Data records for software interfaces:
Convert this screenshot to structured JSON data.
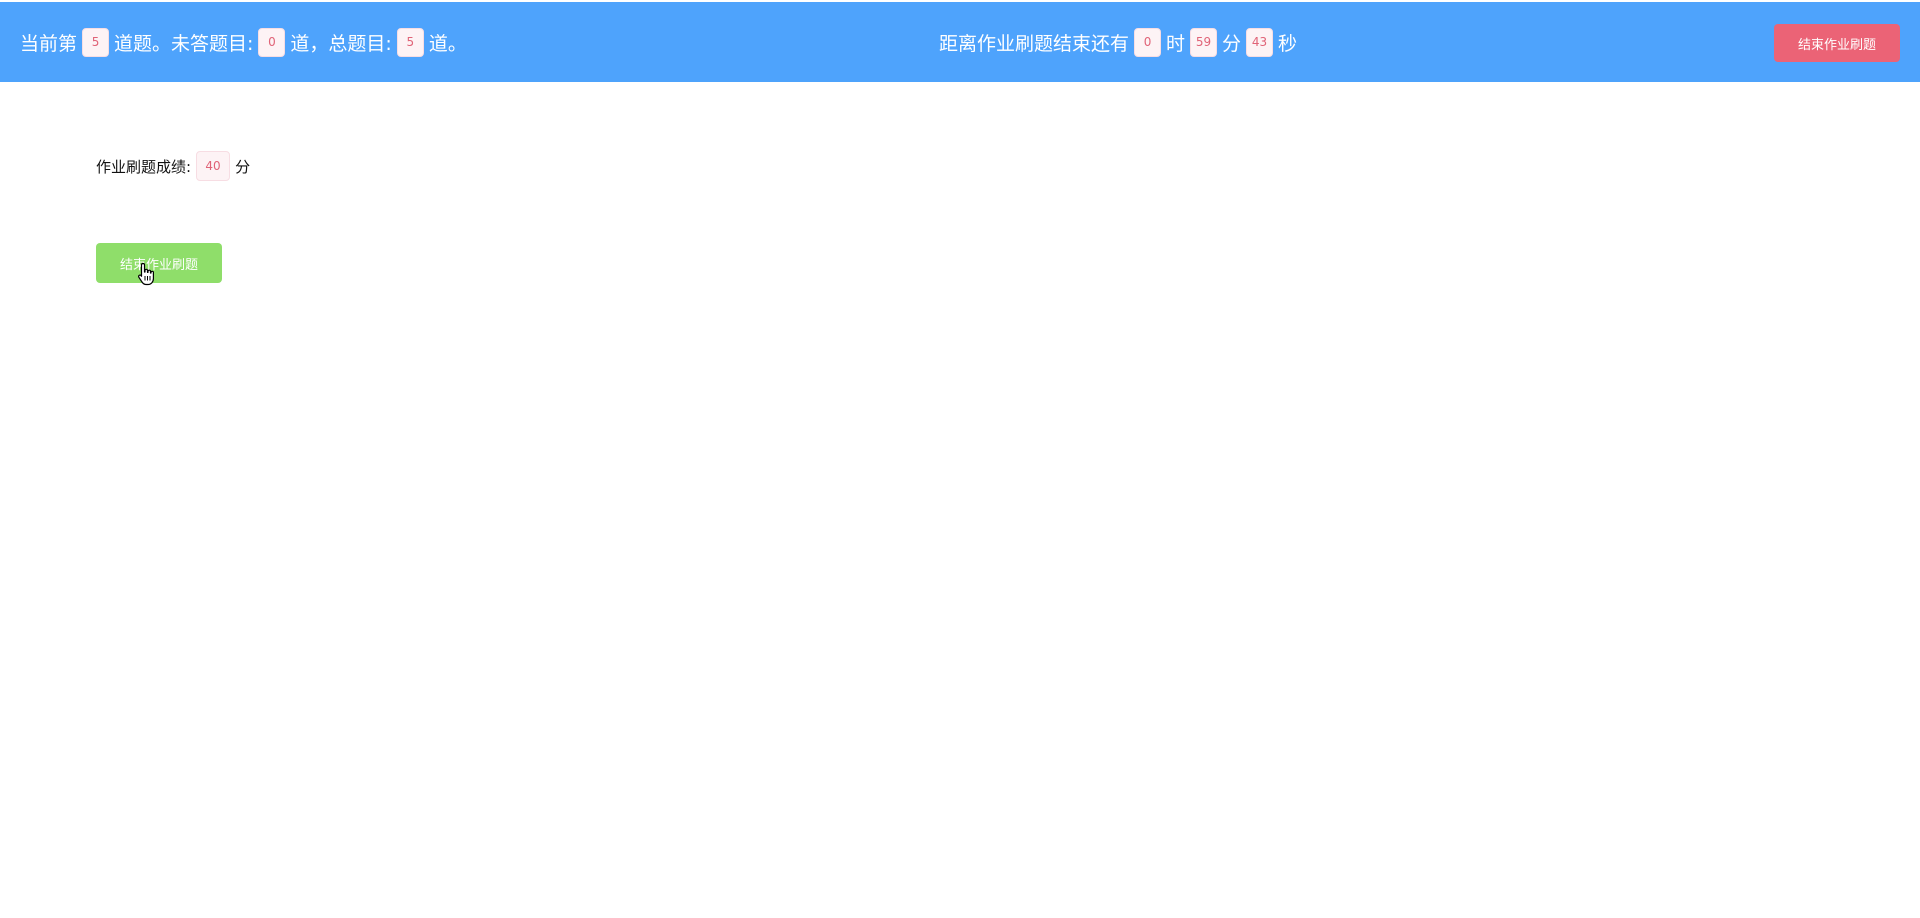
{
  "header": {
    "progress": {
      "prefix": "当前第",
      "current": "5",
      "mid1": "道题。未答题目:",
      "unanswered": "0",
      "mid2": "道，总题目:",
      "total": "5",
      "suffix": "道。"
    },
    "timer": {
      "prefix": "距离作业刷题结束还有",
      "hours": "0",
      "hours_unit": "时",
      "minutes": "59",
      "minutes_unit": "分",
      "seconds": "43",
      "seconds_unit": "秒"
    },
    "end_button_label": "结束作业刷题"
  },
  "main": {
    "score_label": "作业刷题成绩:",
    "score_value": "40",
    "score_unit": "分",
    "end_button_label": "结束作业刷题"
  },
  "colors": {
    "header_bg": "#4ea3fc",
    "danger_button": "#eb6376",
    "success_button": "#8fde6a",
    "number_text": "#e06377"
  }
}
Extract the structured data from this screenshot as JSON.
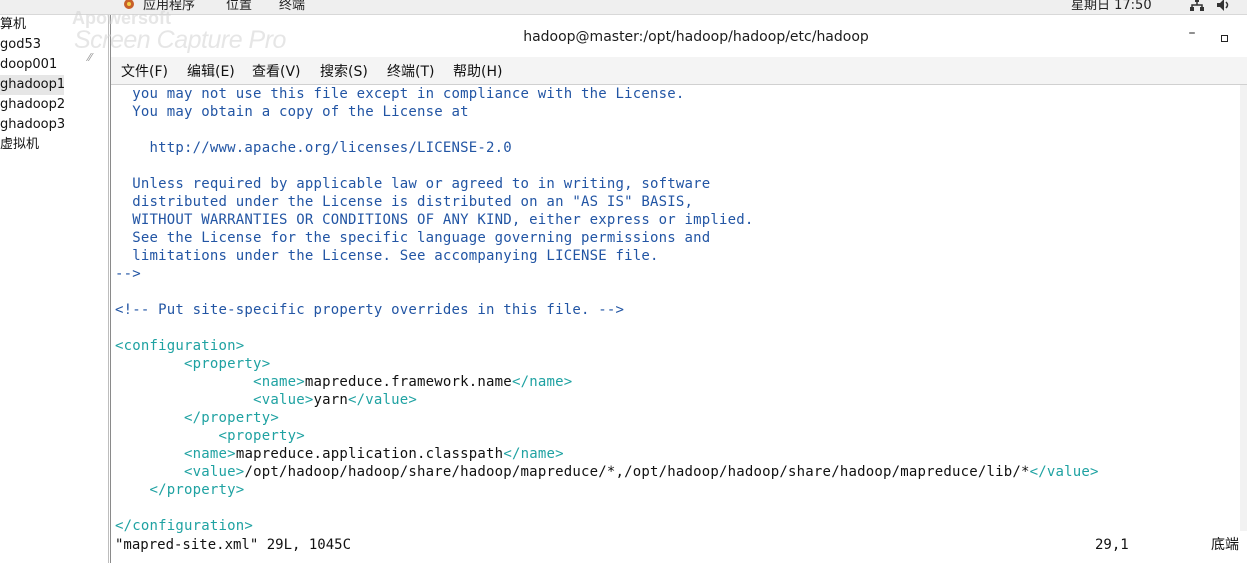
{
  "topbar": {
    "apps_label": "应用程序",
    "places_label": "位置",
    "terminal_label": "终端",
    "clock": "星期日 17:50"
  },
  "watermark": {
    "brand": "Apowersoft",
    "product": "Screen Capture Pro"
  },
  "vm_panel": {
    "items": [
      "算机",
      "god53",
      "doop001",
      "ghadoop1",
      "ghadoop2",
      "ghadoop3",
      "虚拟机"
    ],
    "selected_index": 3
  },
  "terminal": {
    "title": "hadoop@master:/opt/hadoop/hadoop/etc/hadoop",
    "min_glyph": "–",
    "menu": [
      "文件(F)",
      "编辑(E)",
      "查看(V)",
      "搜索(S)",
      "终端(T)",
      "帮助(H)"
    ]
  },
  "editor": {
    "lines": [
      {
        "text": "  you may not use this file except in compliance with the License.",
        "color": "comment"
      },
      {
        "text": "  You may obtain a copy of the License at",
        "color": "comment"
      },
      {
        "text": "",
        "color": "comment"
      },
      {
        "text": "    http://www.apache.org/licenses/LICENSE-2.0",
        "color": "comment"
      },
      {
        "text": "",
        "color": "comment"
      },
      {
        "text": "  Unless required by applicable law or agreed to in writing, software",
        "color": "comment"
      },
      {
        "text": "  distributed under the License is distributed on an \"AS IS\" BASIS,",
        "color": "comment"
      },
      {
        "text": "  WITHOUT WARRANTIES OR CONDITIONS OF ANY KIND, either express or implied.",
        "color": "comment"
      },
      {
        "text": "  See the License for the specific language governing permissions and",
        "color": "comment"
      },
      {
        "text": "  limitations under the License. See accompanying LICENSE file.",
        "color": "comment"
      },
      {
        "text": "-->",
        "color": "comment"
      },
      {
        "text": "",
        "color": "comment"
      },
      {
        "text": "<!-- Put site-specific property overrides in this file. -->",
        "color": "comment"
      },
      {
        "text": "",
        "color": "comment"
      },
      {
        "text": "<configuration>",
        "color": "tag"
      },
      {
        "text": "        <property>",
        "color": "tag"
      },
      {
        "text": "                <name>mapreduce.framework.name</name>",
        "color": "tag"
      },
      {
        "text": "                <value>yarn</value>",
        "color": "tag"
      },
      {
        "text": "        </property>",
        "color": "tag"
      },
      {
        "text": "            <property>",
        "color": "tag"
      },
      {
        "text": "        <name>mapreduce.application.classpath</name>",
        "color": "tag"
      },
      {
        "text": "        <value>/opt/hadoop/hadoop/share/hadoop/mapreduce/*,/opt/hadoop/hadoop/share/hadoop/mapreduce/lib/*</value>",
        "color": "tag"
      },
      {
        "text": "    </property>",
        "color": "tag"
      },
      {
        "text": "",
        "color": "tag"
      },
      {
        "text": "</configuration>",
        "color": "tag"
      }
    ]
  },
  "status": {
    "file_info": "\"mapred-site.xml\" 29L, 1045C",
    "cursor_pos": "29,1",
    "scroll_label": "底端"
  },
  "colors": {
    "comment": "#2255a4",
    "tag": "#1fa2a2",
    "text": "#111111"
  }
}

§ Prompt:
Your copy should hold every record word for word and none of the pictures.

§ Response:
Convert this screenshot to structured JSON data.
{
  "header": {
    "progress": {
      "prefix": "当前第",
      "current": "5",
      "mid1": "道题。未答题目:",
      "unanswered": "0",
      "mid2": "道，总题目:",
      "total": "5",
      "suffix": "道。"
    },
    "timer": {
      "prefix": "距离作业刷题结束还有",
      "hours": "0",
      "hours_unit": "时",
      "minutes": "59",
      "minutes_unit": "分",
      "seconds": "43",
      "seconds_unit": "秒"
    },
    "end_button_label": "结束作业刷题"
  },
  "main": {
    "score_label": "作业刷题成绩:",
    "score_value": "40",
    "score_unit": "分",
    "end_button_label": "结束作业刷题"
  },
  "colors": {
    "header_bg": "#4ea3fc",
    "danger_button": "#eb6376",
    "success_button": "#8fde6a",
    "number_text": "#e06377"
  }
}
Extract the structured data from this screenshot as JSON.
{
  "topbar": {
    "apps_label": "应用程序",
    "places_label": "位置",
    "terminal_label": "终端",
    "clock": "星期日 17:50"
  },
  "watermark": {
    "brand": "Apowersoft",
    "product": "Screen Capture Pro"
  },
  "vm_panel": {
    "items": [
      "算机",
      "god53",
      "doop001",
      "ghadoop1",
      "ghadoop2",
      "ghadoop3",
      "虚拟机"
    ],
    "selected_index": 3
  },
  "terminal": {
    "title": "hadoop@master:/opt/hadoop/hadoop/etc/hadoop",
    "min_glyph": "–",
    "menu": [
      "文件(F)",
      "编辑(E)",
      "查看(V)",
      "搜索(S)",
      "终端(T)",
      "帮助(H)"
    ]
  },
  "editor": {
    "lines": [
      {
        "text": "  you may not use this file except in compliance with the License.",
        "color": "comment"
      },
      {
        "text": "  You may obtain a copy of the License at",
        "color": "comment"
      },
      {
        "text": "",
        "color": "comment"
      },
      {
        "text": "    http://www.apache.org/licenses/LICENSE-2.0",
        "color": "comment"
      },
      {
        "text": "",
        "color": "comment"
      },
      {
        "text": "  Unless required by applicable law or agreed to in writing, software",
        "color": "comment"
      },
      {
        "text": "  distributed under the License is distributed on an \"AS IS\" BASIS,",
        "color": "comment"
      },
      {
        "text": "  WITHOUT WARRANTIES OR CONDITIONS OF ANY KIND, either express or implied.",
        "color": "comment"
      },
      {
        "text": "  See the License for the specific language governing permissions and",
        "color": "comment"
      },
      {
        "text": "  limitations under the License. See accompanying LICENSE file.",
        "color": "comment"
      },
      {
        "text": "-->",
        "color": "comment"
      },
      {
        "text": "",
        "color": "comment"
      },
      {
        "text": "<!-- Put site-specific property overrides in this file. -->",
        "color": "comment"
      },
      {
        "text": "",
        "color": "comment"
      },
      {
        "text": "<configuration>",
        "color": "tag"
      },
      {
        "text": "        <property>",
        "color": "tag"
      },
      {
        "text": "                <name>mapreduce.framework.name</name>",
        "color": "tag"
      },
      {
        "text": "                <value>yarn</value>",
        "color": "tag"
      },
      {
        "text": "        </property>",
        "color": "tag"
      },
      {
        "text": "            <property>",
        "color": "tag"
      },
      {
        "text": "        <name>mapreduce.application.classpath</name>",
        "color": "tag"
      },
      {
        "text": "        <value>/opt/hadoop/hadoop/share/hadoop/mapreduce/*,/opt/hadoop/hadoop/share/hadoop/mapreduce/lib/*</value>",
        "color": "tag"
      },
      {
        "text": "    </property>",
        "color": "tag"
      },
      {
        "text": "",
        "color": "tag"
      },
      {
        "text": "</configuration>",
        "color": "tag"
      }
    ]
  },
  "status": {
    "file_info": "\"mapred-site.xml\" 29L, 1045C",
    "cursor_pos": "29,1",
    "scroll_label": "底端"
  },
  "colors": {
    "comment": "#2255a4",
    "tag": "#1fa2a2",
    "text": "#111111"
  }
}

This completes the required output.